„Hybrid Infrastructures: Expanding Spatial Typologies for Electricity constellations in Durban and Cape Town“ (Arbeitstitel)

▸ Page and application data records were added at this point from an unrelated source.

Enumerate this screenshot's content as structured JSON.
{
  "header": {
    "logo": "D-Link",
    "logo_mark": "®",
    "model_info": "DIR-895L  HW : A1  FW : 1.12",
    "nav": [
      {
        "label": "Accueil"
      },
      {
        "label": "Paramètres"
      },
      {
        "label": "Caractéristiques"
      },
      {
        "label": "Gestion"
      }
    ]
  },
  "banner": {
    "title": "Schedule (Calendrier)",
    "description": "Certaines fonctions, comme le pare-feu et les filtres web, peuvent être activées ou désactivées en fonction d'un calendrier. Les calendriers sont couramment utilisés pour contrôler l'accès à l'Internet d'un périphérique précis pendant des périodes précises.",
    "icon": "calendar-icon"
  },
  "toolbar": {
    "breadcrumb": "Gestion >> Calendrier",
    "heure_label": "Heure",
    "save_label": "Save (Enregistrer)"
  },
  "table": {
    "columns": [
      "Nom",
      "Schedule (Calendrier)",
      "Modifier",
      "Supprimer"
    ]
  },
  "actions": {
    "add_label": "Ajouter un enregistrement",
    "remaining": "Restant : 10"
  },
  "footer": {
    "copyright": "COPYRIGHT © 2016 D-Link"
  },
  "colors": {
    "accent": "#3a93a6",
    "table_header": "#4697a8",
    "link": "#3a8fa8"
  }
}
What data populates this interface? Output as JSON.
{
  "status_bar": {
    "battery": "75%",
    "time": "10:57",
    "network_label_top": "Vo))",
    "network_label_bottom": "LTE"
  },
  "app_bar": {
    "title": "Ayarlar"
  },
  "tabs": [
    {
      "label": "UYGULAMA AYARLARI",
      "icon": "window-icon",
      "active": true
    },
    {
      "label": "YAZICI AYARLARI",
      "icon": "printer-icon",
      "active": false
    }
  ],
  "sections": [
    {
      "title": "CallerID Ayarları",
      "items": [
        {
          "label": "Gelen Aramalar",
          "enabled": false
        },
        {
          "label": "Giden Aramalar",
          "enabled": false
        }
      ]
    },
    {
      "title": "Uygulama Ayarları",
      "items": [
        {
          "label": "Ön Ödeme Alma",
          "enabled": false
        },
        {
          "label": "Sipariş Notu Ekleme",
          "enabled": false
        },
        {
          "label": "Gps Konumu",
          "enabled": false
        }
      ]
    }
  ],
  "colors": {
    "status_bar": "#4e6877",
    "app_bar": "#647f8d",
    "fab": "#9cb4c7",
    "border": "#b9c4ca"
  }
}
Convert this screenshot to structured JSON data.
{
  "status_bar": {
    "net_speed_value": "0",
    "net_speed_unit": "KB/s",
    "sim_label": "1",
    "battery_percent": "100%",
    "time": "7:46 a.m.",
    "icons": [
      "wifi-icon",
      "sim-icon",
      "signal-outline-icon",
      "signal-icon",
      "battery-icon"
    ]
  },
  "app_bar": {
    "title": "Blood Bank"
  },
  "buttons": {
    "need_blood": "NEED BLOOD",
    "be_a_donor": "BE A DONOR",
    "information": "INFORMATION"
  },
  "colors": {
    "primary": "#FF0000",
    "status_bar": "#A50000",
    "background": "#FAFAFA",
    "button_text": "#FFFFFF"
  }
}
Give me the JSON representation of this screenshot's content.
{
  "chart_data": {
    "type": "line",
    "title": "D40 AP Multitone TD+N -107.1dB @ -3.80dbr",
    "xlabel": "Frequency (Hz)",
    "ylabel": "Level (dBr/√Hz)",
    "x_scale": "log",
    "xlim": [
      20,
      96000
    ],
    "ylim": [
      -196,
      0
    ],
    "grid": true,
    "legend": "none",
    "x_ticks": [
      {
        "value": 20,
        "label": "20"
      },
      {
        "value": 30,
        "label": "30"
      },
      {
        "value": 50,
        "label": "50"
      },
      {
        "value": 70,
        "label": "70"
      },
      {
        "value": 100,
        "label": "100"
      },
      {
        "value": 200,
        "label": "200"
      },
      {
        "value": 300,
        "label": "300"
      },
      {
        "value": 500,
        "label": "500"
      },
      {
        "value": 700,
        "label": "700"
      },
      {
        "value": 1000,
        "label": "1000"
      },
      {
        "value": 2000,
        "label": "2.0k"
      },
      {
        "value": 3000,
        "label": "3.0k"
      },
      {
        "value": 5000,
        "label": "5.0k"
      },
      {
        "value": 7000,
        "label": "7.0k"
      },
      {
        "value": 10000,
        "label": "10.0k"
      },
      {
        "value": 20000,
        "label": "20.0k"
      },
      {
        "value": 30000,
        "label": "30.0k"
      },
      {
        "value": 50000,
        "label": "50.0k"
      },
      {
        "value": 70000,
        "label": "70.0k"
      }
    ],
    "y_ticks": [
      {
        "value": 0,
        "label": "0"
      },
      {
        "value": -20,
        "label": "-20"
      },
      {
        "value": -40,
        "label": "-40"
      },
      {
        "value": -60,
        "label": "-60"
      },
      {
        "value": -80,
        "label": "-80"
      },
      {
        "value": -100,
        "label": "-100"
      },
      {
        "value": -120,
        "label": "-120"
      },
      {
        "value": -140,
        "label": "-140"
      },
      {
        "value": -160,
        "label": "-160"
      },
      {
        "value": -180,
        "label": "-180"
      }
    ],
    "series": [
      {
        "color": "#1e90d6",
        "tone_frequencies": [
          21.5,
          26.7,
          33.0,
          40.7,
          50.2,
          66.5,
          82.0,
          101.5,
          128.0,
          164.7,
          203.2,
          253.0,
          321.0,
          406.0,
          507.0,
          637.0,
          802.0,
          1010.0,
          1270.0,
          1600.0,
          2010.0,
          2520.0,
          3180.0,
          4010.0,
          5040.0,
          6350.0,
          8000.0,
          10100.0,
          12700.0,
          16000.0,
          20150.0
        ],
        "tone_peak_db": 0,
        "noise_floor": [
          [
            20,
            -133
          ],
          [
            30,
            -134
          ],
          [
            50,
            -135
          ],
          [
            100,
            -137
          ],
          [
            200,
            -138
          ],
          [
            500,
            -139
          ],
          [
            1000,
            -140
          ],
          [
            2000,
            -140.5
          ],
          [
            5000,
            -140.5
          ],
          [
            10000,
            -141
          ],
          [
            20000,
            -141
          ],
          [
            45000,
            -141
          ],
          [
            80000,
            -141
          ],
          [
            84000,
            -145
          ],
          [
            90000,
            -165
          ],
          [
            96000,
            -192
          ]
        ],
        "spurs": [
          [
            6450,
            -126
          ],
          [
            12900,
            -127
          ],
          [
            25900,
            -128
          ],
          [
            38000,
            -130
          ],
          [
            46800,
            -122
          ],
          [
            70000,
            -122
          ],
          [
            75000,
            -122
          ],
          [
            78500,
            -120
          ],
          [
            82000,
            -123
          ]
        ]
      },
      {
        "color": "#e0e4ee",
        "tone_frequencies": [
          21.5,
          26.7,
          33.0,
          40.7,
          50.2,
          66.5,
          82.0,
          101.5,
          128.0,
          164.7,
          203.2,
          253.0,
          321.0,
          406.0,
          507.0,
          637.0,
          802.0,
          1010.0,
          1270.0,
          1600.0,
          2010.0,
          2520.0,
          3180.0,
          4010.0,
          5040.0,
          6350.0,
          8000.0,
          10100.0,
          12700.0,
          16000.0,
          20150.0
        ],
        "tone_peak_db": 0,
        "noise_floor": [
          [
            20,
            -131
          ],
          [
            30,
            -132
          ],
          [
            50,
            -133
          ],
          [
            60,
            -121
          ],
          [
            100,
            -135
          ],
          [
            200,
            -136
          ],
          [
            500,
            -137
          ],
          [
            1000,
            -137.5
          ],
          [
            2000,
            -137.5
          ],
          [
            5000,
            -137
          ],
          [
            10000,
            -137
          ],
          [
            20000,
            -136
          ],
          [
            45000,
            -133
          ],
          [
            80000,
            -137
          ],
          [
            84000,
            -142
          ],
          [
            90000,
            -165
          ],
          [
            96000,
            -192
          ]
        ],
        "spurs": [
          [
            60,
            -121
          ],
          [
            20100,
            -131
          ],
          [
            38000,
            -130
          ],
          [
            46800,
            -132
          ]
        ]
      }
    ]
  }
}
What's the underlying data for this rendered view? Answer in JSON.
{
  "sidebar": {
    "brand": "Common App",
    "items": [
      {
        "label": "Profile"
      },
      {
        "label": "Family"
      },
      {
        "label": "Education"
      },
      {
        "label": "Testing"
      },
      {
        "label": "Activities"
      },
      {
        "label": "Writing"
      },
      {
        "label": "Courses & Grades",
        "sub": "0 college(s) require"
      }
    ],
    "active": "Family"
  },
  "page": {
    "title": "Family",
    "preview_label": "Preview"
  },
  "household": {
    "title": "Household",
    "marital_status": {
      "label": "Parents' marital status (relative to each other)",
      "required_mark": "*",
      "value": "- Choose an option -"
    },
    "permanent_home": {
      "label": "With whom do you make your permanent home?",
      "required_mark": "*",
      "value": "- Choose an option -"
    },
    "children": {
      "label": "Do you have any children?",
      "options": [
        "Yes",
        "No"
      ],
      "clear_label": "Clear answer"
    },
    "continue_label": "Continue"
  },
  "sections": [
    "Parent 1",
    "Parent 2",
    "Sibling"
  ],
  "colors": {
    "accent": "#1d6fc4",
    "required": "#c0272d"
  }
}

As in most cities of the Global South, electricity access in South Africa is not exclusively through a homogenous infrastructural network but rather it is improvised and co-produced. The resulting infrastructures are neither entirely the work of service providers nor of users, rather they are ‘hybrids’, co-produced by both residents and service providers. While most of the everyday urbanism literature on hybrid infrastructures has mobilised the concept to explore the unequal geographies of infrastructure access usually at a micro (household) scale, there has not been adequate work focusing on different urban scales, different income groups, land uses as well as intra and intercity comparisons. In this research we draw on a spatial typology of electricity by Koepke et al. (2021) to explore how hybrid electricity infrastructures manifest in spatially distinct forms within and between the cities, shaped by environmental factors and urbanisation processes in Durban and Cape Town. In doing this, we seek to expand the range, methods and ways of analysing hybrid infrastructures in Global South cities.